We cannot deny that soon the world will embrace crypto as a medium of exchange, either in the form of a digital dollar, digital yuan, digital Euro, or even Bitcoin or Monero. In the scenario that will happen, the need for having a digital asset exchange would be massive. It will be essential as the functioning of a commercial bank right now. We put an analogy of building an exchange right now like building a bank in the 1915s, you have not known yet that cryptocurrencies will be the future standard medium of exchange and reserve currency, but if it will, the upside of that would be huge.

Wall-street Institutional-Grade Technology for the Masses

Running a high-grade exchange system might not be the everyday purpose of digital computers that we have at home. We do believe that the main exchange or supernode would be needed to be run on a dedicated high-grade instance. Other smaller exchanges such as darkpools we believe can be run on a single MacOS X machine connected to the internet.

We built these so-called darkpools, or what Wall Street calls internal crossing facilities or internal matching facilities, available to the masses as an open-source solution. If you’re not familiar with how a darkpools work, let us give you an illustration of an order sequence sent to a darkpool and a supernode.
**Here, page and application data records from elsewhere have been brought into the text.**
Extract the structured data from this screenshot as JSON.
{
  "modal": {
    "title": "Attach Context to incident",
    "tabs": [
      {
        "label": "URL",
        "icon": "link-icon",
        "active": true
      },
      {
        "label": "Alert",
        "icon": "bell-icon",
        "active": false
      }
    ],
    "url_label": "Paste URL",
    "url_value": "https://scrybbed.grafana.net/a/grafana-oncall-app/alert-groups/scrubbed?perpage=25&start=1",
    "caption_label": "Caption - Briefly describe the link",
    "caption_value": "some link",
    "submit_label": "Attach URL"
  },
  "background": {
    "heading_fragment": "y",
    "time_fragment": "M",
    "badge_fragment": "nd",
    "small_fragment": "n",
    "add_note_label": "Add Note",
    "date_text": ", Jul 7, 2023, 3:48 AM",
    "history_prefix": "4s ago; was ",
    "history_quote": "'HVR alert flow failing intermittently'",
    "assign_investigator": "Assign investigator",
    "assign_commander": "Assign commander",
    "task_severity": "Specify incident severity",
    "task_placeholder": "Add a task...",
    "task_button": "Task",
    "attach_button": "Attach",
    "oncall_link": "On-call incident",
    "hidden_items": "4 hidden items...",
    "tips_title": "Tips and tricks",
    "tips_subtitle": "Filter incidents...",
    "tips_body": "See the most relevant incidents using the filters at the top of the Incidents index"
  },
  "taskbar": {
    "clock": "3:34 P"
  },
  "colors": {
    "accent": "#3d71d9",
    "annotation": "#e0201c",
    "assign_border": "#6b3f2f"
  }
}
So a darkpool is basically like other crypto markets BUT with the volume information hidden from the user. In that case, a client when shooting an order doesn’t know the volumes shown on each price point.

The Order Routing Problem

Say Bob and Alice are trading in the market. On the supernode the orderbook looks like this:

Where the first column consists of quantity and the second one is price. You can see the BID is sorted via ascending order, while the ask is sorted by descending order. In a darkpool instead what you will see is this.

Now here comes the tricky part. Imagine now there’s more than one market, say 1 supernode and multiple darkpools. Where each darkpool could submit orders to either 1) the supernode 2) and other darkpools. What is the best order routing mechanism to ensure the lowest liquidity impact?

For example, since market dynamics, we know that this is a graph problem. The nodes are either the darkpool or the supernode. The loss function is the LIQUIDITY quantities at the designated edge. The action is the order with the properties above. The state is the orderbook state at the edge, the next state is the orderbook AFTER the action has been taken. Given all that, how do you ensure the loss function which is the liquidity of the edge is still minimized given sequential orders.

Given a sequence of order, we define an approximate function that learns the best way to submit order with the minimum liquidity impact. The unmatched orders then gets rerouted to multiple dark pools around the world by splitting the orders into small ones that is routed by optimizing for the highest probability of matching or rerouted directly to the supernode.

Our darkpools repositories are live on You can do a git clone [email protected]:darkpools/darkpools then do a ./ setup then ./ up. We are also continuously improving darkpools. Contributions welcome!

Arise, you have nothing to lose but your barbed wire fences!

By the team. Dendi Suhubdy, Yefta Sutanto, Aditya Kresna, Aditya Suseno, Mathdroid, DrSensor, Genevieve Brechel, Faza Adiguno, Yosafat Pangalela, Joel Poulin, Sonkeng Maldini.

Special thanks to John Schwall who has been inspiring us during the journey building this open-source financial exchange infrastructure. Shout out to Josh Levine, Gary Basin, Zachary David, Ezra Rapoport, David Senouf, Eric Charvillat, Stefan Cheplick, Byrne Hobart, Remco Lenterman, Dan Shaw, Themis Sal and Alexy Khrabrov for inspiring us during the design of our electronic exchange network. Also MILA friends, Sai Krishna G.V, Alex Fedorov, and Florian Golemo for their discussion on the order routing problem using deep reinforcement learning.